Groups opposed to capital punishment have been lobbying Joe Biden since the last election to put an end to the practice entirely. Thus far we haven’t seen any executive orders along those lines nor public comments on the subject. Jen Psaki was asked about it at a recent press conference but she simply said she had “nothing to preview” on the issue. But some sources inside the White House (anonymous, as usual) say that Biden has been talking to people about it and he does plan to take action. Biden has publicly said in the past that he opposes capital punishment in principle, so this wouldn’t be much of a surprise, but what can he really do? (Associated Press)

Joe Biden, the first sitting U.S. president to openly oppose the death penalty, has discussed the possibility of instructing the Department of Justice to stop scheduling new executions, officials have told The Associated Press.

If he does, that would end an extraordinary run of executions by the federal government, all during a pandemic that raged inside prison walls and infected journalists, federal employees and even those put to death.

The officials had knowledge of the private discussions with Biden but were not authorized to speak publicly about them.

Some of the most vocal opponents of the death penalty have demanded that Biden literally bulldoze the federal death chamber in Terre Haute, Indiana. That’s not any sort of permanent remedy, however.

The death penalty at the federal level is on the books because it continues to exist in federal law. Even if the Supreme Court were to strike it down again, Congress would still need to vote to amend those laws and remove capital punishment as an option. This isn’t the sort of thing that Joe Biden can do with an executive order or proclamation, even though those tools have comprised virtually his entire presidency thus far.
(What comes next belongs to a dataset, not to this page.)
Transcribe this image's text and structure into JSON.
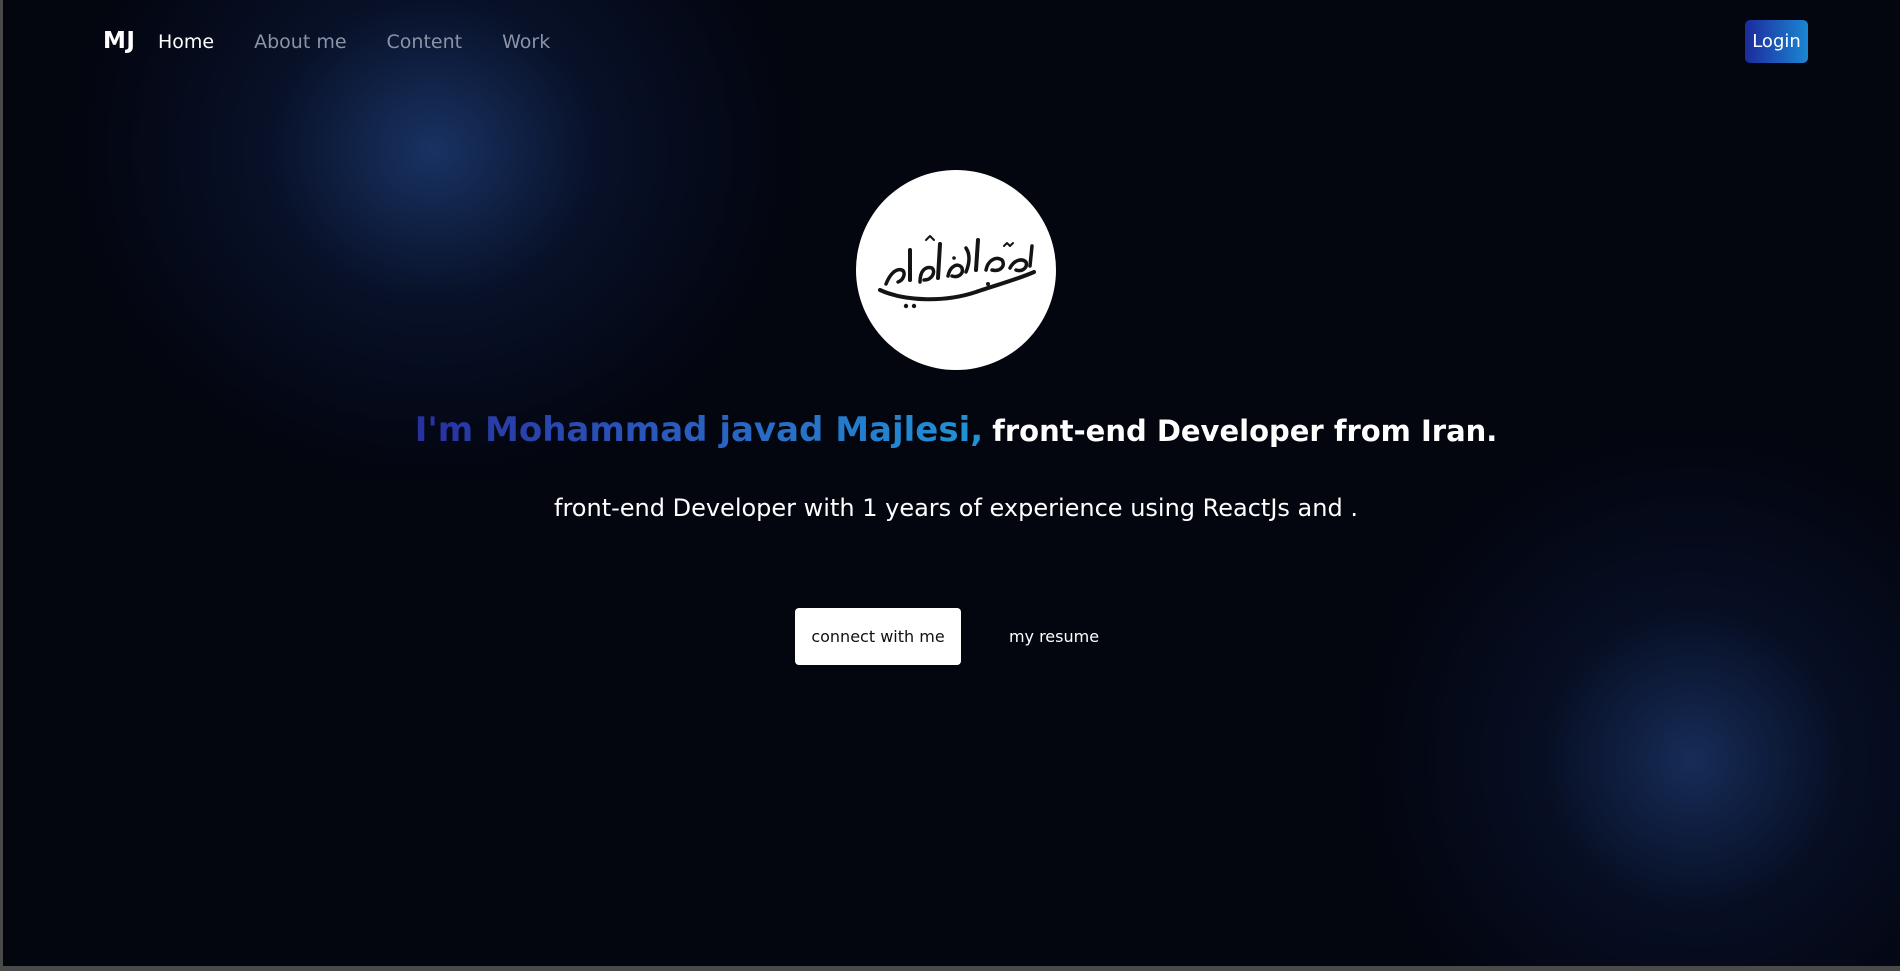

What Biden can do, however, is end executions during his administration. He can instruct the Justice Department not to schedule any more executions for the remainder of his presidency. In other words, he can’t stop convicts from being sentenced to die, but he can prevent the sentence from being carried out. Death row inmates across the country could then breath a sigh of relief for the better part of four or eight years.

Would a repeal of the federal death penalty be able to pass in Congress in 2021? While controversial, capital punishment has been allowed for most of the country’s history and continuously from 1976 until the present day. Not even all of the Democrats are opposed to keeping it as an option for the worst offenders, though support has typically been stronger among Republicans in the modern era. Any congressman or senator thinking of voting in favor of repeal will be asked if they really want to commute the sentences of the Boston Marathon bomber and Dylann Roof. Those won’t be easy questions to answer.

So in short, with one phone call, Joe Biden can end federal executions for the rest of his time in office. But as with all efforts to run the country via the phone and the pen, such a change can be wiped away just as easily be a new president.